Traffic on the canal and on the ground was busy with tourists all enjoying the pleasures of Venice in their own way, and adding to the ambience that I hoped to capture with my little point and shoot camera that was my trusty travel companion at the time. The briny air was warm and was laced with cigarette smoke and chatter, as people passed by behind me on the bridge. I lined up my shot and waited for the right moment as if I were waiting for all the actors on the stage before me to take their positions before I pressed the camera’s shutter button. A scene existing for the briefest of moments, just long enough for me to capture its magic on my digital device, and for me to look back on and enjoy through the wonders of modern technology for years to come.
Photographs are always a work in progress to my mind. The technology of my camera at the time was of a much lesser quality than the kind of equipment I sport these days when out on a shoot. The digital rendering of the original photograph that I took that day wasn’t great, however, with the kind of digital editing tools that exist now, much can be achieved in realising my original artistic vision.
Now, I’ve been a classical, conventional artist for as long as I can remember and my desire to paint Venice has existed almost as long. Imagine then my absolute delight when I recently discovered a clever little editing tool that would allow me to do just that, but without the canvases and the tubes of paint, or the many hours spent waiting for paint layers to dry, or indeed the smell of turpentine and linseed oil infusing the whole of the apartment. Don’t get me wrong, I love to paint in the conventional way, but it is a very involved process, as producing anything via analogue methods often is. This tool however, has allowed me a certain degree of artistic freedom that I perhaps wouldn’t have explored through more traditional means. Instead I spend my hours getting the colour palette and feel of the composition just right, so that it conveys exactly the right mood and tonality. I then focus on the details as a painter would, bringing out just enough to draw the eye to particular areas of the composition, so that they might tell a little story as your eyes trace over them, and bring some of the magic I see in my mind’s eye to life. You see, every piece is a work of art, and a work of love for me. And like every artist that ever was, having others enjoy my work is part of the enchantment.

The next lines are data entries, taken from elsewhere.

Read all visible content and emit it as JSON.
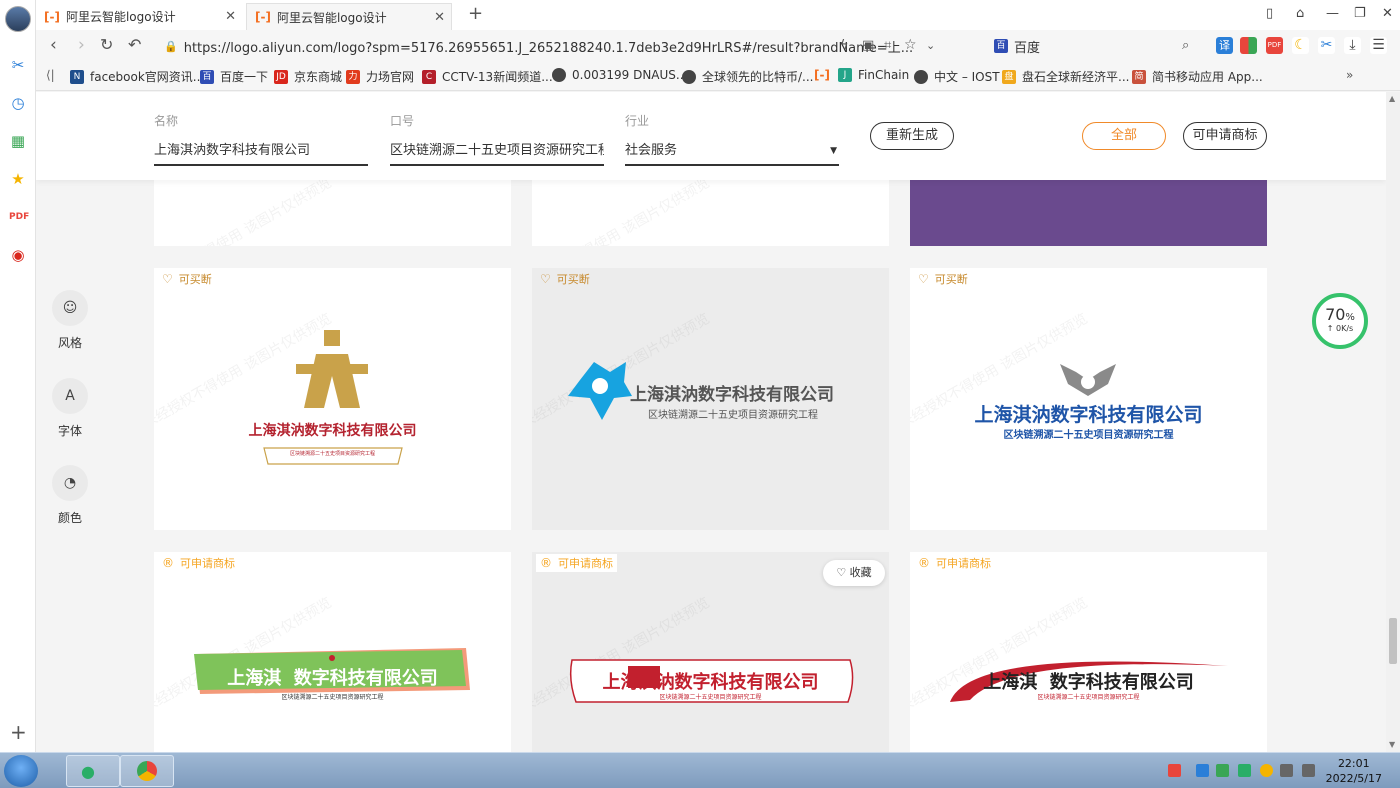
{
  "browser": {
    "tabs": [
      {
        "icon": "[-]",
        "title": "阿里云智能logo设计",
        "active": false
      },
      {
        "icon": "[-]",
        "title": "阿里云智能logo设计",
        "active": true
      }
    ],
    "url": "https://logo.aliyun.com/logo?spm=5176.26955651.J_2652188240.1.7deb3e2d9HrLRS#/result?brandName=上...",
    "search_engine": "百度",
    "bookmarks": [
      {
        "label": "facebook官网资讯...",
        "color": "#1f4e8c",
        "glyph": "N"
      },
      {
        "label": "百度一下",
        "color": "#2f4db4",
        "glyph": "百"
      },
      {
        "label": "京东商城",
        "color": "#d9261c",
        "glyph": "JD"
      },
      {
        "label": "力场官网",
        "color": "#e13b1d",
        "glyph": "力"
      },
      {
        "label": "CCTV-13新闻频道...",
        "color": "#b41f2a",
        "glyph": "C"
      },
      {
        "label": "0.003199 DNAUS...",
        "color": "#444444",
        "glyph": "●"
      },
      {
        "label": "全球领先的比特币/...",
        "color": "#444444",
        "glyph": "●"
      },
      {
        "label": "",
        "color": "#f36f21",
        "glyph": "[-]"
      },
      {
        "label": "FinChain",
        "color": "#24a58a",
        "glyph": "J"
      },
      {
        "label": "中文 – IOST",
        "color": "#444444",
        "glyph": "●"
      },
      {
        "label": "盘石全球新经济平...",
        "color": "#f0a81c",
        "glyph": "盘"
      },
      {
        "label": "简书移动应用 App...",
        "color": "#c9513c",
        "glyph": "简"
      }
    ]
  },
  "form": {
    "name_label": "名称",
    "name_value": "上海淇汭数字科技有限公司",
    "slogan_label": "口号",
    "slogan_value": "区块链溯源二十五史项目资源研究工程",
    "industry_label": "行业",
    "industry_value": "社会服务",
    "regenerate_label": "重新生成",
    "all_label": "全部",
    "registrable_label": "可申请商标"
  },
  "tools": [
    {
      "label": "风格",
      "glyph": "☺"
    },
    {
      "label": "字体",
      "glyph": "A"
    },
    {
      "label": "颜色",
      "glyph": "◔"
    }
  ],
  "badges": {
    "buyout": "可买断",
    "trademark": "可申请商标"
  },
  "favorite_label": "收藏",
  "watermark": "未经授权不得使用 该图片仅供预览",
  "logos": {
    "company": "上海淇汭数字科技有限公司",
    "slogan": "区块链溯源二十五史项目资源研究工程",
    "company_gap": "上海淇  数字科技有限公司",
    "colors": {
      "red": "#b4232f",
      "blue": "#1f55a8",
      "cyan": "#17a3e0",
      "gold": "#c9a24a",
      "green": "#7fc35a",
      "salmon": "#f39a7a",
      "darkred": "#c2202e"
    }
  },
  "speed_widget": {
    "percent": "70",
    "unit": "%",
    "rate": "↑ 0K/s"
  },
  "taskbar": {
    "time": "22:01",
    "date": "2022/5/17"
  }
}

Have I cheated, or have I simply created something new?
In being innovative and breaking the existing moulds, are we spoiling things or are we in fact creating opportunities to view our lives in a new way?

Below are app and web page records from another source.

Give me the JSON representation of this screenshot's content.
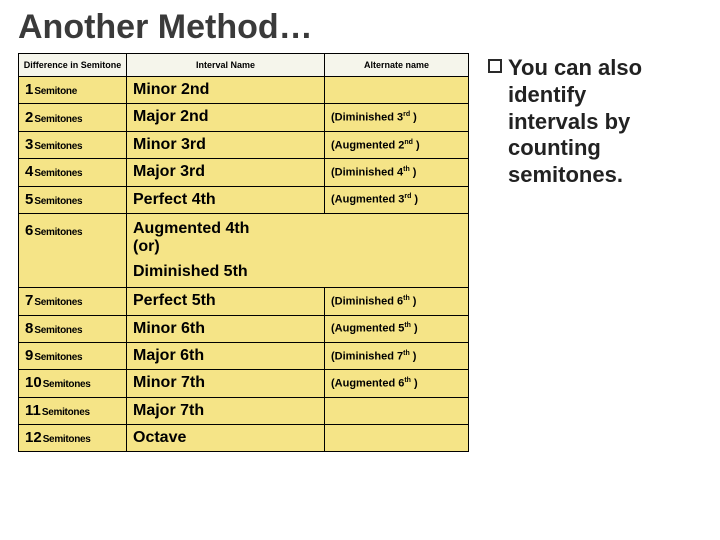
{
  "title": "Another Method…",
  "bullet": "You can also identify intervals by counting semitones.",
  "headers": {
    "c1": "Difference in Semitone",
    "c2": "Interval Name",
    "c3": "Alternate name"
  },
  "rows": {
    "r1": {
      "n": "1",
      "u": "Semitone",
      "name": "Minor 2nd",
      "alt_prefix": "",
      "alt_ord": ""
    },
    "r2": {
      "n": "2",
      "u": "Semitones",
      "name": "Major 2nd",
      "alt_prefix": "(Diminished 3",
      "alt_ord": "rd"
    },
    "r3": {
      "n": "3",
      "u": "Semitones",
      "name": "Minor 3rd",
      "alt_prefix": "(Augmented 2",
      "alt_ord": "nd"
    },
    "r4": {
      "n": "4",
      "u": "Semitones",
      "name": "Major 3rd",
      "alt_prefix": "(Diminished 4",
      "alt_ord": "th"
    },
    "r5": {
      "n": "5",
      "u": "Semitones",
      "name": "Perfect 4th",
      "alt_prefix": "(Augmented 3",
      "alt_ord": "rd"
    },
    "r6": {
      "n": "6",
      "u": "Semitones",
      "line1": "Augmented 4th",
      "line2": "(or)",
      "line3": "Diminished 5th"
    },
    "r7": {
      "n": "7",
      "u": "Semitones",
      "name": "Perfect 5th",
      "alt_prefix": "(Diminished 6",
      "alt_ord": "th"
    },
    "r8": {
      "n": "8",
      "u": "Semitones",
      "name": "Minor 6th",
      "alt_prefix": "(Augmented 5",
      "alt_ord": "th"
    },
    "r9": {
      "n": "9",
      "u": "Semitones",
      "name": "Major 6th",
      "alt_prefix": "(Diminished 7",
      "alt_ord": "th"
    },
    "r10": {
      "n": "10",
      "u": "Semitones",
      "name": "Minor 7th",
      "alt_prefix": "(Augmented 6",
      "alt_ord": "th"
    },
    "r11": {
      "n": "11",
      "u": "Semitones",
      "name": "Major 7th",
      "alt_prefix": "",
      "alt_ord": ""
    },
    "r12": {
      "n": "12",
      "u": "Semitones",
      "name": "Octave",
      "alt_prefix": "",
      "alt_ord": ""
    }
  }
}
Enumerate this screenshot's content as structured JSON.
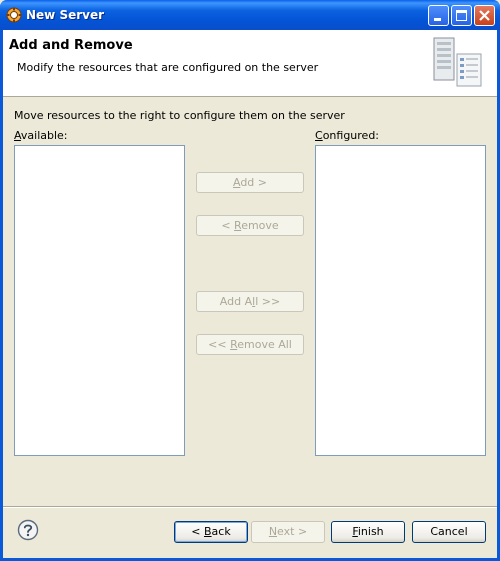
{
  "window": {
    "title": "New Server",
    "icon": "server-gear-icon",
    "controls": [
      "minimize-icon",
      "maximize-icon",
      "close-icon"
    ]
  },
  "header": {
    "title": "Add and Remove",
    "description": "Modify the resources that are configured on the server",
    "image": "server-list-icon"
  },
  "body": {
    "instruction": "Move resources to the right to configure them on the server",
    "available_label": {
      "mnemonic": "A",
      "rest": "vailable:"
    },
    "configured_label": {
      "mnemonic": "C",
      "rest": "onfigured:"
    },
    "available_items": [],
    "configured_items": []
  },
  "buttons": {
    "add": {
      "pre": "",
      "mnemonic": "A",
      "post": "dd >"
    },
    "remove": {
      "pre": "< ",
      "mnemonic": "R",
      "post": "emove"
    },
    "add_all": {
      "pre": "Add A",
      "mnemonic": "l",
      "post": "l >>"
    },
    "remove_all": {
      "pre": "<< ",
      "mnemonic": "R",
      "post": "emove All"
    }
  },
  "footer": {
    "help_icon": "help-icon",
    "back": {
      "pre": "< ",
      "mnemonic": "B",
      "post": "ack"
    },
    "next": {
      "pre": "",
      "mnemonic": "N",
      "post": "ext >"
    },
    "finish": {
      "pre": "",
      "mnemonic": "F",
      "post": "inish"
    },
    "cancel": {
      "label": "Cancel"
    }
  },
  "colors": {
    "titlebar": "#0453d6",
    "dialog_bg": "#ece9d8",
    "disabled_text": "#aca899"
  }
}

Here are some more digital oil paintings of Venice that I’ve been working on lately. I hope you enjoy!